= Task details =
Copy the result of filtering the entries below for lines that include the string "beard".
-------- Source material
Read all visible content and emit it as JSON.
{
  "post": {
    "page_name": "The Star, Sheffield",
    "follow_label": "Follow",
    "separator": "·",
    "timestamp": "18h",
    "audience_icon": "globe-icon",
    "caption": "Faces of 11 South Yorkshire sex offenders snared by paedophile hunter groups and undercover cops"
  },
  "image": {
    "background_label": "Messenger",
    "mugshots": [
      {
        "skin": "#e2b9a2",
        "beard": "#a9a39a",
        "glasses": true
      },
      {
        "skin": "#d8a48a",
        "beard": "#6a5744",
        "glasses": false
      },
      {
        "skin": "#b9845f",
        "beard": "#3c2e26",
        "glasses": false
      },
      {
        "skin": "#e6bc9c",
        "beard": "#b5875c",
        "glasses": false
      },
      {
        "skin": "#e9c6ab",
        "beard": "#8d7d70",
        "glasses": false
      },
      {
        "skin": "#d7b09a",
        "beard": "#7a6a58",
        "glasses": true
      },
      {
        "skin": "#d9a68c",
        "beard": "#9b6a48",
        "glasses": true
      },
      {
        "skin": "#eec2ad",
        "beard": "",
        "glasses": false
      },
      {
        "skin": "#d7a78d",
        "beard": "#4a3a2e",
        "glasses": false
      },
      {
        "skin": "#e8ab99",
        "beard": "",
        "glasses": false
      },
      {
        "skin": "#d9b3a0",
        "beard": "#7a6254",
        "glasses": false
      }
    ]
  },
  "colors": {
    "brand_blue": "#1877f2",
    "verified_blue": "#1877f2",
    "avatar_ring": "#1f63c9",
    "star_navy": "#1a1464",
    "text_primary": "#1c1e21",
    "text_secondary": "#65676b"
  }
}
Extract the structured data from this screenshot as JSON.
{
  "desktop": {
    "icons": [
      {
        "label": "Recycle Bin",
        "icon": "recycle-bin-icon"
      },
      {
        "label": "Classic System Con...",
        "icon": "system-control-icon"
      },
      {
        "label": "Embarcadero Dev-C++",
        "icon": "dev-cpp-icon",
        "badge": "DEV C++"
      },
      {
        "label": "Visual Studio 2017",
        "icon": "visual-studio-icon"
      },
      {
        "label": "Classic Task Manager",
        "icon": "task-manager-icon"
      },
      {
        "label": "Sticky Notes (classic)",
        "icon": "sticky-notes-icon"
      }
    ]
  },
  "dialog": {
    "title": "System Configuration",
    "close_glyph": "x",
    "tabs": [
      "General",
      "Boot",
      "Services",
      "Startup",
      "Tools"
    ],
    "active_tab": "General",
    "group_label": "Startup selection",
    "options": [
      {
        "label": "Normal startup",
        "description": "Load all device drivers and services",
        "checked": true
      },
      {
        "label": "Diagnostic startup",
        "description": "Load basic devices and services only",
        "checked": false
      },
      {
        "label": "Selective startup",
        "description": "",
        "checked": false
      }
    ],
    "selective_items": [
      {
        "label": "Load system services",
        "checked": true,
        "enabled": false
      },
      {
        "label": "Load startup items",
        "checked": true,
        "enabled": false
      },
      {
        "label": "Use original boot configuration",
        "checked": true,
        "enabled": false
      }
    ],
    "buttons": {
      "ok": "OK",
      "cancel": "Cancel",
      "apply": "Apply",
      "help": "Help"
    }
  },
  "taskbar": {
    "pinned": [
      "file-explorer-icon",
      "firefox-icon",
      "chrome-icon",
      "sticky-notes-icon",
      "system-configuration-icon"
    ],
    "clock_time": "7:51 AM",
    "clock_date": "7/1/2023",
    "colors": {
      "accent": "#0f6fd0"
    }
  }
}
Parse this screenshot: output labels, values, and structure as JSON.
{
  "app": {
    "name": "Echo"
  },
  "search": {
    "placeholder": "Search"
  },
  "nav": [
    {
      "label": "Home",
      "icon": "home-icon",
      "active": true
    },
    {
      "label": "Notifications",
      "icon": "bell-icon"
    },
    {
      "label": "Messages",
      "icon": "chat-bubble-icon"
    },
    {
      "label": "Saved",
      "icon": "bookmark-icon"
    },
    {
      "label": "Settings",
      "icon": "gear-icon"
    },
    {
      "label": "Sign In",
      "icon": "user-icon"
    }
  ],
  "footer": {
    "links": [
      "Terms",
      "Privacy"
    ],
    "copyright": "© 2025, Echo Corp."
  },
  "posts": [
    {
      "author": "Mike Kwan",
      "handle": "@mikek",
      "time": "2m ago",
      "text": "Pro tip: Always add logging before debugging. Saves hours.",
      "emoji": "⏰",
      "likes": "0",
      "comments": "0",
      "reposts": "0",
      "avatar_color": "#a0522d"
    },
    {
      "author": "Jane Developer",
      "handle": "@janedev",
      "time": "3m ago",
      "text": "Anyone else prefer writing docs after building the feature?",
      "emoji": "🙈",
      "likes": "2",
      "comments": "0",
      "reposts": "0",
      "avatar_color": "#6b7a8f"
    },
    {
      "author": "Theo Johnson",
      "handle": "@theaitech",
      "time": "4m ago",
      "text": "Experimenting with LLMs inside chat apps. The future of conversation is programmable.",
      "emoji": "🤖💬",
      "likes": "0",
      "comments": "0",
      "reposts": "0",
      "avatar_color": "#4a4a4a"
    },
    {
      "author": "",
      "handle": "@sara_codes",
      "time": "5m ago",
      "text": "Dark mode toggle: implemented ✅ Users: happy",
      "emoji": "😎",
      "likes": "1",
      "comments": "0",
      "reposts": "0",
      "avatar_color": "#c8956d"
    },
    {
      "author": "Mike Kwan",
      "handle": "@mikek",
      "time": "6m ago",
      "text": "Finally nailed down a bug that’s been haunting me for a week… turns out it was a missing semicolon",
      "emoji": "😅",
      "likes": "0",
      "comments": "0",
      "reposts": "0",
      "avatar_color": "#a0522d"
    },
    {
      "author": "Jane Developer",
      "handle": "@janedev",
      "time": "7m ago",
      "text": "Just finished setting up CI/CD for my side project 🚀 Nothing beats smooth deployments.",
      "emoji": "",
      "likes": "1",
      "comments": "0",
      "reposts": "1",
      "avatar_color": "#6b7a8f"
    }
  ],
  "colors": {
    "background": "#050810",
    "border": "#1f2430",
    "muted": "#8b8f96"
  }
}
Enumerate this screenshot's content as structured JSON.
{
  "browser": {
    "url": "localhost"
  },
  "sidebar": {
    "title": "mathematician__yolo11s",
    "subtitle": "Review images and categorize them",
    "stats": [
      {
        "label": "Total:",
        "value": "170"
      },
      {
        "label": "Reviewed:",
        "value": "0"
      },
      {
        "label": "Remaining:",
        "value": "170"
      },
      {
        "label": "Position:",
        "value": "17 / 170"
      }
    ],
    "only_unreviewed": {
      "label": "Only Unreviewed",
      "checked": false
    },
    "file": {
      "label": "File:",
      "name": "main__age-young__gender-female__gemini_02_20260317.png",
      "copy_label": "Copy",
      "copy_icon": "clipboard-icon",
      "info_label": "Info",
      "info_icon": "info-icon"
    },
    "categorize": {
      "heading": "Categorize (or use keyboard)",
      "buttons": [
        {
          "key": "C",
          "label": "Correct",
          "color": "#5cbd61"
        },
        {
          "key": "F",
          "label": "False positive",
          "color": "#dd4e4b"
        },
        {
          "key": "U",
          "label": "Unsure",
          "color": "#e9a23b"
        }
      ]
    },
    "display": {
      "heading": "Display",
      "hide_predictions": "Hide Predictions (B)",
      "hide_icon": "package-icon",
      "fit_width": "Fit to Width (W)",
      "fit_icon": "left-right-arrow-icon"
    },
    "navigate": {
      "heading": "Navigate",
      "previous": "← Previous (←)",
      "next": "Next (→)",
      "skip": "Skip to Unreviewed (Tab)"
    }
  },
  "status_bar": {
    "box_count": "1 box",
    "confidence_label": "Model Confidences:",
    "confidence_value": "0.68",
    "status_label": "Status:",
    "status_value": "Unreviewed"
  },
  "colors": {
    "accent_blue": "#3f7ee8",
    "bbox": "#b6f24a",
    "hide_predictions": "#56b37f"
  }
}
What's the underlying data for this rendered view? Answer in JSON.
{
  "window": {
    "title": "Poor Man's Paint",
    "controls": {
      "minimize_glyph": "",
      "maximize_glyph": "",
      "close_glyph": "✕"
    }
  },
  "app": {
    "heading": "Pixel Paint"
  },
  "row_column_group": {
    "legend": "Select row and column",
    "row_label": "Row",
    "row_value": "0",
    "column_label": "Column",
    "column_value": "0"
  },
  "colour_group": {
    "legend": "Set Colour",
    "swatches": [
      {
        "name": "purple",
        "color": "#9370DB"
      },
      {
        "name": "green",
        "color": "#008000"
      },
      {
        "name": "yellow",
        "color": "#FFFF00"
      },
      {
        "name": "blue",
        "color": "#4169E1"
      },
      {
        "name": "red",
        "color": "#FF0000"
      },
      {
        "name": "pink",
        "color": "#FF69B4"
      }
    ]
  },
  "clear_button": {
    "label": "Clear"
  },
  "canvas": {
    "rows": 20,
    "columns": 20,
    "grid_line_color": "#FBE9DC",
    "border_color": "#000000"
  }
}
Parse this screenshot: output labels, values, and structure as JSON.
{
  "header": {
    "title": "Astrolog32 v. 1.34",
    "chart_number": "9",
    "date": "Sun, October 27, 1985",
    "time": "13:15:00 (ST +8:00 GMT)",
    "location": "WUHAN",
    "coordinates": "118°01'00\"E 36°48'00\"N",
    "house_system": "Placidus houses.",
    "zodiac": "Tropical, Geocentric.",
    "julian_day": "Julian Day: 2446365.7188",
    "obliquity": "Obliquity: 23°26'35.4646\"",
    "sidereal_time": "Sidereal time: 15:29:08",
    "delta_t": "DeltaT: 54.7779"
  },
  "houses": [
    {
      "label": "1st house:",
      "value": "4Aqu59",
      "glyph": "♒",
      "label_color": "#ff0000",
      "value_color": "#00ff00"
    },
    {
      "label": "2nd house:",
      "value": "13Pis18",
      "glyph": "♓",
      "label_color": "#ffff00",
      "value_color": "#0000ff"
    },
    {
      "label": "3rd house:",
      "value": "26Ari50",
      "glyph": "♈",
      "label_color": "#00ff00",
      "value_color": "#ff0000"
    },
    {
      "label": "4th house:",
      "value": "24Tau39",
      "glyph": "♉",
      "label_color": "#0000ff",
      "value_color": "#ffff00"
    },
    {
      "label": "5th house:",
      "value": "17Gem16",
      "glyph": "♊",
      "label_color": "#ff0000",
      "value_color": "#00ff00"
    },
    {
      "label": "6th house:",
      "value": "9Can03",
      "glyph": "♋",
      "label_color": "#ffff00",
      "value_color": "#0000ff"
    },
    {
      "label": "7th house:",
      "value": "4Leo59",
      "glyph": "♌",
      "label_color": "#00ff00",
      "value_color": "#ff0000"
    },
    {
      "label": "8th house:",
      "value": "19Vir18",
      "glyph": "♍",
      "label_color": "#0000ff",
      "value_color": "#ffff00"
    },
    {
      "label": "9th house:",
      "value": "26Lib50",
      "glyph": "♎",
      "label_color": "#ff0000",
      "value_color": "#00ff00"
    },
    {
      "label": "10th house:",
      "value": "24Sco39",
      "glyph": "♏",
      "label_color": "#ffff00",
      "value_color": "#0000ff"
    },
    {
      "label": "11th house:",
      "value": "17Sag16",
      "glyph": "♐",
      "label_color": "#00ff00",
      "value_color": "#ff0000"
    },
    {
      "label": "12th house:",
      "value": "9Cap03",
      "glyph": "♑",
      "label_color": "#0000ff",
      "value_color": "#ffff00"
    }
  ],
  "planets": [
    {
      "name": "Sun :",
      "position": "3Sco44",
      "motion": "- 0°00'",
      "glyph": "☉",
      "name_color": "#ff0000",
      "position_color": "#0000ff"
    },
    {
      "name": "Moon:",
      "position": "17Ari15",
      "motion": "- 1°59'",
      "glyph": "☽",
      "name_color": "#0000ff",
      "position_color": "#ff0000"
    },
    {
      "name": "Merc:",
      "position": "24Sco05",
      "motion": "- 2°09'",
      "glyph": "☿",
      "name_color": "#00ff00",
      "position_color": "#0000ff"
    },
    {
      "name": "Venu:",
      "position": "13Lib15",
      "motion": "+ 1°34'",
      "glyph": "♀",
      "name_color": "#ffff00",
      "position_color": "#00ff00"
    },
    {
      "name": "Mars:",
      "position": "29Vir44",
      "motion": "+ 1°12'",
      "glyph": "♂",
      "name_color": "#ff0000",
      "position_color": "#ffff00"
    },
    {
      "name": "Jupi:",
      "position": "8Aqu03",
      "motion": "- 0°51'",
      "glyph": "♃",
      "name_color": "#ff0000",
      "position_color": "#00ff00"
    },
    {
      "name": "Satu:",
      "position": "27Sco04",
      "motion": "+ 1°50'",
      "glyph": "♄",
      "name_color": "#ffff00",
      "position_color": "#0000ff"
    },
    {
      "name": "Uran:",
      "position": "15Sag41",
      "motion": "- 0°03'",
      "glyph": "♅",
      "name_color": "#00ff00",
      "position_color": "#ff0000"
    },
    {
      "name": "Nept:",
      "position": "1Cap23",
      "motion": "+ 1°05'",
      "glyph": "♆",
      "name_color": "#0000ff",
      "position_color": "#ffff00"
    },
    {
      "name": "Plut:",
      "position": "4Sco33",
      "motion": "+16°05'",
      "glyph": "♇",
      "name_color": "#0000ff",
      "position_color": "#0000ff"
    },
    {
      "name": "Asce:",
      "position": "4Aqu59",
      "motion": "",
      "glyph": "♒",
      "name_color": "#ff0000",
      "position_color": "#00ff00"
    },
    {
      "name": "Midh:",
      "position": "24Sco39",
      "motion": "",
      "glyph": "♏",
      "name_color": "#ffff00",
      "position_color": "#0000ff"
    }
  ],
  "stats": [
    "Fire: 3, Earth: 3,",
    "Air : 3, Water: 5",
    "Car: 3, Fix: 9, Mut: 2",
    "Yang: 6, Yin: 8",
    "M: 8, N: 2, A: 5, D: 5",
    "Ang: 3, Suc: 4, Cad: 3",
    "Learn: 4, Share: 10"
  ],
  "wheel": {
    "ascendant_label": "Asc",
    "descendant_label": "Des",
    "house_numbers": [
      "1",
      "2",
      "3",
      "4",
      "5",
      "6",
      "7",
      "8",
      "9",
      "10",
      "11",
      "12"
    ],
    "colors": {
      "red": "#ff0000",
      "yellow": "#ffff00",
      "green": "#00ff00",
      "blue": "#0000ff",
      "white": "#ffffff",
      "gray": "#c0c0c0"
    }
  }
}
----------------
= Answer area =
        "beard": "#a9a39a",
        "beard": "#6a5744",
        "beard": "#3c2e26",
        "beard": "#b5875c",
        "beard": "#8d7d70",
        "beard": "#7a6a58",
        "beard": "#9b6a48",
        "beard": "",
        "beard": "#4a3a2e",
        "beard": "",
        "beard": "#7a6254",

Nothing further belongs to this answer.